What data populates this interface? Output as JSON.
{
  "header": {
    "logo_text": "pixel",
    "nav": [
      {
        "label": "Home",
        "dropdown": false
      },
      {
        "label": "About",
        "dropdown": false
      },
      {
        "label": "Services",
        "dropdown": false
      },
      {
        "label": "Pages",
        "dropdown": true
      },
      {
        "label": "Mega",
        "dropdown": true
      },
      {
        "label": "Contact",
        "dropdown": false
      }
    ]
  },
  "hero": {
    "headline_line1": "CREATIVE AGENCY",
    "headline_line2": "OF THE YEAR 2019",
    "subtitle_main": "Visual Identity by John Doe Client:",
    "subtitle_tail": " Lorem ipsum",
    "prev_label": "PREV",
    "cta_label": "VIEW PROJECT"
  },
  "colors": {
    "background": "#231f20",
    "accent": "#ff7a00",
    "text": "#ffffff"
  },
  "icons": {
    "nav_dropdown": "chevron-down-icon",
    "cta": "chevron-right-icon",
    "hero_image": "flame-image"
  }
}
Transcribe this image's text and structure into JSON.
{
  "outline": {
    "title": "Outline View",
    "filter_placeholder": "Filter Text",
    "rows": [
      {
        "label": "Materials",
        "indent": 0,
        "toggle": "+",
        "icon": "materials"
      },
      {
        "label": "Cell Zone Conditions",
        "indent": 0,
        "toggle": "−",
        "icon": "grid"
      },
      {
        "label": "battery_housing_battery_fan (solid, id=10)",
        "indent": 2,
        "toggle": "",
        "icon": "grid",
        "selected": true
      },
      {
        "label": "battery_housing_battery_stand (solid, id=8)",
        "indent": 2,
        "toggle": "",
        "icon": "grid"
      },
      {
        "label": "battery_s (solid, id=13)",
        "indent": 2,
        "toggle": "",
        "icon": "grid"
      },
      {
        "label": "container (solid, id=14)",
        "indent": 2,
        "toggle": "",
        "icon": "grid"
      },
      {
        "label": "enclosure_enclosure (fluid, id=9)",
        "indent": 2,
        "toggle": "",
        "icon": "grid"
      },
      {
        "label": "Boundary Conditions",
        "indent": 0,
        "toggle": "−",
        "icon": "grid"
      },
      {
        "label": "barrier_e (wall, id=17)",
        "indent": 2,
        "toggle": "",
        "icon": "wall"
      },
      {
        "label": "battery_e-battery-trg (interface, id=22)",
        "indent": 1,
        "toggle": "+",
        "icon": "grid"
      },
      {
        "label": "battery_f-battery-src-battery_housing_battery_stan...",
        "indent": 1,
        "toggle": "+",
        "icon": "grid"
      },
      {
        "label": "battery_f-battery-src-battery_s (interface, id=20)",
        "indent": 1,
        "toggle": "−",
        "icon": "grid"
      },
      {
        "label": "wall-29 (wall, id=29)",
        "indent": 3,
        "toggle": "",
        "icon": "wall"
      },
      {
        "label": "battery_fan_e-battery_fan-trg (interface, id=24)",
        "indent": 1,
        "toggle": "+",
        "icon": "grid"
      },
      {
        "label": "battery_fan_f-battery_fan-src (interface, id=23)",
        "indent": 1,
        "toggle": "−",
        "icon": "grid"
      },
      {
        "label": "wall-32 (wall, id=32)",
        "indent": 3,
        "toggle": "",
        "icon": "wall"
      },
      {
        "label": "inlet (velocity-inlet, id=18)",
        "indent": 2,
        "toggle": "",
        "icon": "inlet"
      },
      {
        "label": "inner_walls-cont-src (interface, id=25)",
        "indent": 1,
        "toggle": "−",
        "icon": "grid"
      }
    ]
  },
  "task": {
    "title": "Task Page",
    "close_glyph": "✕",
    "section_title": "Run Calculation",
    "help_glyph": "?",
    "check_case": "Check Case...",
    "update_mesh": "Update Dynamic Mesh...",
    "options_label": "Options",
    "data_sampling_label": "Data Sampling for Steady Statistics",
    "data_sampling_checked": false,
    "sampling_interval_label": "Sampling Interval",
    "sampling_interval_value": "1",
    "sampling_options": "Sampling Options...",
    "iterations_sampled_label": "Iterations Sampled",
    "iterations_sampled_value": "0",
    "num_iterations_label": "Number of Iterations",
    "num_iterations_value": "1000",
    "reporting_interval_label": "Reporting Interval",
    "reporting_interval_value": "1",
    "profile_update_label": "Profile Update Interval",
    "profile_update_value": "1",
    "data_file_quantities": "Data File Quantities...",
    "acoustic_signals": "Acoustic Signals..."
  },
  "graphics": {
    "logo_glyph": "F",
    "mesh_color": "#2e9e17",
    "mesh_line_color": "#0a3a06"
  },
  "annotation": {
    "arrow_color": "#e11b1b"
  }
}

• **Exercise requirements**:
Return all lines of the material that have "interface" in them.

• **Written reply**:
What data populates this interface? Output as JSON.
        "label": "battery_e-battery-trg (interface, id=22)",
        "label": "battery_f-battery-src-battery_s (interface, id=20)",
        "label": "battery_fan_e-battery_fan-trg (interface, id=24)",
        "label": "battery_fan_f-battery_fan-src (interface, id=23)",
        "label": "inner_walls-cont-src (interface, id=25)",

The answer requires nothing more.